Monday At 11:01 A.M. is a suspense thriller with an interesting premise that probably had great potential on paper; but the execution of the film gets weighed down by a spoiler-ish title, an inexperienced lead actor, and a twist that isn’t all that shocking. Imagine one of the mid-level quality episodes of The Twilight Zone, expand it to 90+ minutes, add color, and that is essentially what we have here. It may make you appreciate life, but it is unlikely to draw you to the edge of your seat.
Relative newcomer Charles Agron (Dark House) stars as Michael, a man on a trip through a beautiful mountain town that at first seems friendly, but Michael soon discovers there is something eerie about the residents and their town. By his side is his wife, Jenny (Lauren Shaw; Zero Dark Thirty); but that doesn’t stop a local bartender (Lance Henriksen; Aliens, Millennium, numerous others) from trying to fix Michael up with one of his patrons, Olivia (Briana Evigan; Sorority Row, Step Up All In). When Michael starts to see and hear strange things to which even Jenny is oblivious, he begins to question his sanity and the reality surrounding him.
Let’s start with the title; Monday At 11:01 A.M. It kind of takes away some of the suspense because the viewer already knows that there is something important about that day and time. It doesn’t take long to conclude that the town is somehow stuck at that time. The how and/or why is the bigger mystery which isn’t quite spoiled by the title.

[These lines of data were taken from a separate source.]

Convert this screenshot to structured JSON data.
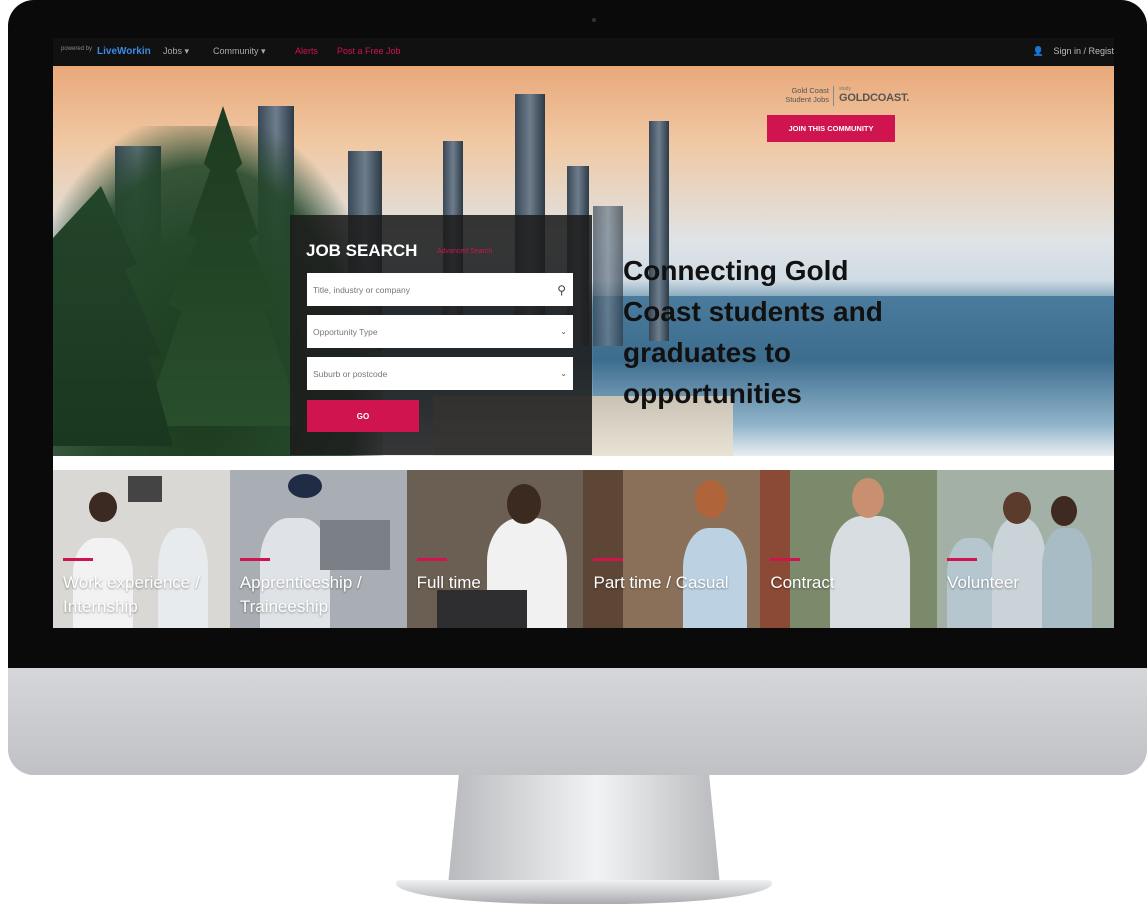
{
  "topbar": {
    "powered_by": "powered by",
    "brand": "LiveWorkin",
    "nav": [
      "Jobs ▾",
      "Community ▾",
      "Alerts",
      "Post a Free Job"
    ],
    "signin": "Sign in / Regist"
  },
  "hero": {
    "community_logo_left": "Gold Coast Student Jobs",
    "community_logo_study": "study",
    "community_logo_right": "GOLDCOAST.",
    "join_button": "JOIN THIS COMMUNITY",
    "tagline": "Connecting Gold Coast students and graduates to opportunities"
  },
  "search": {
    "title": "JOB SEARCH",
    "advanced": "Advanced Search",
    "keyword_placeholder": "Title, industry or company",
    "type_placeholder": "Opportunity Type",
    "location_placeholder": "Suburb or postcode",
    "go": "GO"
  },
  "categories": [
    {
      "label": "Work experience / Internship",
      "bg": "#d9d8d4"
    },
    {
      "label": "Apprenticeship / Traineeship",
      "bg": "#a9aeb4"
    },
    {
      "label": "Full time",
      "bg": "#6b5e52"
    },
    {
      "label": "Part time / Casual",
      "bg": "#8a7058"
    },
    {
      "label": "Contract",
      "bg": "#7a8a6a"
    },
    {
      "label": "Volunteer",
      "bg": "#a3b0a6"
    }
  ],
  "colors": {
    "accent": "#cf1450"
  }
}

Agron could be a good actor, but I felt underwhelmed by his performance. Many of his reactions and interactions are similar regardless of the situation and don’t really match the story; even in hindsight after the twist is revealed. It isn’t a good sign when I find myself wondering if they are just reading lines to advance the mystery; like the exchange between Michael and Jenny that first reveals the date and time.
The ultimate mystery of the town and the only two ways out is intriguing and thought provoking, but it is probably the most predictable twist. Maybe not most predictable, but definitely the most guessed; it’s what a lot of people thought the island was from the minute Lost premiered. Figured it out yet? What if I point out that the two exits from the town are a tunnel (presumably with a light at the end) or being burned by some creepy hooded figures.
As I stated earlier, this story has potential. An audience could come out of this film contemplating the meaning of life, death, and/or reality. But others might just leave wishing for their time back. This film is one I would recommend you pass on.